One pastor blamed a lack of parking for these declines in attendance. Another blamed unreasonable congregants who had beef with him. Still another blamed kiddie sports leagues that had the unmitigated gall to meet on Sunday mornings.

It was all just so astonishing to me, as an ex-Christian. It was just so unthinkable that Christians would forego the communion of the saints over such petty things. But there were real reasons at play–reasons these pastors didn’t want to face.

In the years since Pew’s landmark study, Christians have dragged themselves, kicking and screaming every step of the way, to at least a state of acceptance of their decline. But they still studiously avoid engaging with why it’s happening, and thus they are nowhere near figuring out how to stop it (much less reverse it).

Instead, they make up surreal reasons for it. Then, they offer non-solutions that won’t impact it at all–because they’re all just magical thinking made into the world’s worst sales plans.

But the truth remains: this product faces declining demand

Since Christians began to accept their religion’s decline, I’ve seen countless opinion posts, sermons, and news articles by Christians who are totally sure they can turn this ship around.

Why, they tell us, tons of Gen Z people are totally spiritual nowadays! Gosh, just offer people lots of community service opportunities! Only TRUE CHRISTIANITY™ can possibly revive this religion! Tap into that deep groundswell of yearning that totally exists in everyone! Read my books, they especially cry–they’ll tell you all about how YOU YES YOU can get right out there and SELL SELL SELL WITHOUT MERCY!

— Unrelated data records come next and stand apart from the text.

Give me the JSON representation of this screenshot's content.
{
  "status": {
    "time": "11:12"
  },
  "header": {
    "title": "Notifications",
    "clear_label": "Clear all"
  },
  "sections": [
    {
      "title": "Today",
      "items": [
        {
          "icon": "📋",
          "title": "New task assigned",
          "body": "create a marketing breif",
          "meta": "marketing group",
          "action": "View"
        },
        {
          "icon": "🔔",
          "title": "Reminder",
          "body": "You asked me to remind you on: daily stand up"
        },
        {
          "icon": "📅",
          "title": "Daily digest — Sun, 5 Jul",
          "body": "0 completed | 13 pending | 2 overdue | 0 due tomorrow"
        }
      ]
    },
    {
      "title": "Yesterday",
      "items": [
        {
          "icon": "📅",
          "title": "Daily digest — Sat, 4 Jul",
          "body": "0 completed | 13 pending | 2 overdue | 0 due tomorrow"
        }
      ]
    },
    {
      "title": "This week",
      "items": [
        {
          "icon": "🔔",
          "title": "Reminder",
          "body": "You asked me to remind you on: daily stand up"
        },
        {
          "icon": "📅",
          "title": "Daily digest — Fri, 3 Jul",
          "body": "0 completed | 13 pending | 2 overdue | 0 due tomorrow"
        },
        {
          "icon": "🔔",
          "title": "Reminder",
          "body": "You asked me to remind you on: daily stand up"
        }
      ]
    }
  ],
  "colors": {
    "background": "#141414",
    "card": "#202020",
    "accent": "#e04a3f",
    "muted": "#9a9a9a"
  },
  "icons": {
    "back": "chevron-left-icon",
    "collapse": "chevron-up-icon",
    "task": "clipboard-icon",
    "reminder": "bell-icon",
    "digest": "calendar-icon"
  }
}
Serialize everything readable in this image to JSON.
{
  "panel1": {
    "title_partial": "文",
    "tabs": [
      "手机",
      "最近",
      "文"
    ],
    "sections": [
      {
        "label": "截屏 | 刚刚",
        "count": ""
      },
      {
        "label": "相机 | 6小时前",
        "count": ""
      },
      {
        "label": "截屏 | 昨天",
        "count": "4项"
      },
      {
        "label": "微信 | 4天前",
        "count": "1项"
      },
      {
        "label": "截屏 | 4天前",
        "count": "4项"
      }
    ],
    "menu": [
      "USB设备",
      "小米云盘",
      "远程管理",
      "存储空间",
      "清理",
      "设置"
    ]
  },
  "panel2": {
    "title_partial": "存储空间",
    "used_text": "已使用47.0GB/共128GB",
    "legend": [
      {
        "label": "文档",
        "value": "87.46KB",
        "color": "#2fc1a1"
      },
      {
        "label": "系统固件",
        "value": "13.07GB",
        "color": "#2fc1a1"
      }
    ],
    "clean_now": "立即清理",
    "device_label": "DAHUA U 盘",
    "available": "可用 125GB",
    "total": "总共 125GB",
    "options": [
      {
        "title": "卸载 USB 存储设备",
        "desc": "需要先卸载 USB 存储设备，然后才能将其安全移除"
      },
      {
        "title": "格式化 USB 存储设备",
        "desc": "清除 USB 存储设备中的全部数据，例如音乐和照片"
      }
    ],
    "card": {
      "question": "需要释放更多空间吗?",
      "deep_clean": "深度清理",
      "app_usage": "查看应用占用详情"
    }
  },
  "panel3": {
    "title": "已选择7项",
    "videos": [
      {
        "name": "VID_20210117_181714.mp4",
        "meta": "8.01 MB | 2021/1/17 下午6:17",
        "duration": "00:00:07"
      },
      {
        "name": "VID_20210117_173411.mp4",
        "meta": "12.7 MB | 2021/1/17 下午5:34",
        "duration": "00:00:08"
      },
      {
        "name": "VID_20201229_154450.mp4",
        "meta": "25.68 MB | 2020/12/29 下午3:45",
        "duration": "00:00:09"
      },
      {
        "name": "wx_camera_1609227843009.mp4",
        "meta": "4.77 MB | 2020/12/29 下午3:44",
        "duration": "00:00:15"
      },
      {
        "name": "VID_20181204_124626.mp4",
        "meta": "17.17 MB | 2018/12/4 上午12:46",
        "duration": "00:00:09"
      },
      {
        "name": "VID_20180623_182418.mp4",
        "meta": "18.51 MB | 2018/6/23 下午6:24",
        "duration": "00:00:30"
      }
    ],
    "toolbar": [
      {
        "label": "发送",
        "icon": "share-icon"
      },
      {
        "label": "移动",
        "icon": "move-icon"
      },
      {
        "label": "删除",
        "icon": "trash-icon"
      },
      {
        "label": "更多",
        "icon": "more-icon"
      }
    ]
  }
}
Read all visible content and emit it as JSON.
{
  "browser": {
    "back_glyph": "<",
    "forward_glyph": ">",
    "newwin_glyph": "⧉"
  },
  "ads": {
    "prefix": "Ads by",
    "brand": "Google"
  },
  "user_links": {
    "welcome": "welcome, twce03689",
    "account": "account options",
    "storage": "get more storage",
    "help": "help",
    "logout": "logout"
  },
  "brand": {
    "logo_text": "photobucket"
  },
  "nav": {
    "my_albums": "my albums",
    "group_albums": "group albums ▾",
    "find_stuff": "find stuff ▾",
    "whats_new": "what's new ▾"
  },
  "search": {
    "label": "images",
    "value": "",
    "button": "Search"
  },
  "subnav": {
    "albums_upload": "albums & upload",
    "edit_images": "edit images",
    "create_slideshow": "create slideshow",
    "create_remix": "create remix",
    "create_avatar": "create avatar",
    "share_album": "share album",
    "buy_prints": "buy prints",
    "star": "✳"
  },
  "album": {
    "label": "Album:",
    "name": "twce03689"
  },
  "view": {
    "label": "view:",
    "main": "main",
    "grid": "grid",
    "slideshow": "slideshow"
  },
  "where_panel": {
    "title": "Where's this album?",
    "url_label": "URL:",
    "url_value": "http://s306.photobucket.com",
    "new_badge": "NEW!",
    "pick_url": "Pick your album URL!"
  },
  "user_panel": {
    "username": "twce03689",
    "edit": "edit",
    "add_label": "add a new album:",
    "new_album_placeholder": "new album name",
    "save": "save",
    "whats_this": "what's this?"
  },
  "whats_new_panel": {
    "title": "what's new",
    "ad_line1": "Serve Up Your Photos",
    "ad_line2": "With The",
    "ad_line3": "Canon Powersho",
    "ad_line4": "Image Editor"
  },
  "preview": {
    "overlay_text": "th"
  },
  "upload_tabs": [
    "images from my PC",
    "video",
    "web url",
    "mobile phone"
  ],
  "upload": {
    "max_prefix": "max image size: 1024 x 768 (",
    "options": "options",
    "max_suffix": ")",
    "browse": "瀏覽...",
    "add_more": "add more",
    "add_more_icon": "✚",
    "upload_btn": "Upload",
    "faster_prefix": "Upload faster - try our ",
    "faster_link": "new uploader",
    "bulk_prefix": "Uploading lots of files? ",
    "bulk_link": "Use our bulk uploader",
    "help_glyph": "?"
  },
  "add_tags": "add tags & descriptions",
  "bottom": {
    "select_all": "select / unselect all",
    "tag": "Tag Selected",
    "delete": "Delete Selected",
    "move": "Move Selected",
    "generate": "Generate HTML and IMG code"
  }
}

Meanwhile, the decline continues and continues andcontinues andcontinuesandcontinues. Wherever all this spirituality and yearning goes, it does not lead young adults back into Christian churches. It’s really the weirdest thing.

“The damage has already been done”

We do see a bit of that thinking in Tom Johnson’s words in this Religion News article:

“The church has shot itself in the foot by not adhering to the values that have attracted it to people down through the centuries — that is, caring about the poor and those who are on the margins.”

Tom Johnson

This is a Christian who can’t cope with the fact that people weren’t “attracted” to Christianity so much as forced to convert by fire and the sword. That said, he may well be imagining that a return to charity would end Christianity’s decline, but even he realizes that it’s too late now:

Baseball’s owners and players may eventually resolve their differences and get back to work. The same may happen in religious groups. But the damage has already been done.

When the fights are over — whether in church or in baseball — who will be left to care?

“People are going to move on,” Johnson said. “They are going to learn to live without the church. They are going to learn to live without baseball.”

Tom Johnson

It can’t be easy to realize that one’s profession and one’s passion are both becoming more obsolete and superfluous by the year, but this is one of the few Christian leaders I’ve ever seen come right out to admit that he knows it’s happening–and that very little can be done about it, thanks to Christian leaders themselves.

So, this story was a spot of welcome good news in a lot of ways.

ROLL TO DISBELIEVE "Captain Cassidy" is Cassidy McGillicuddy, a Gen Xer and ex-Pentecostal. (The title is metaphorical.) She writes about the intersection of psychology, belief, popular culture, science,...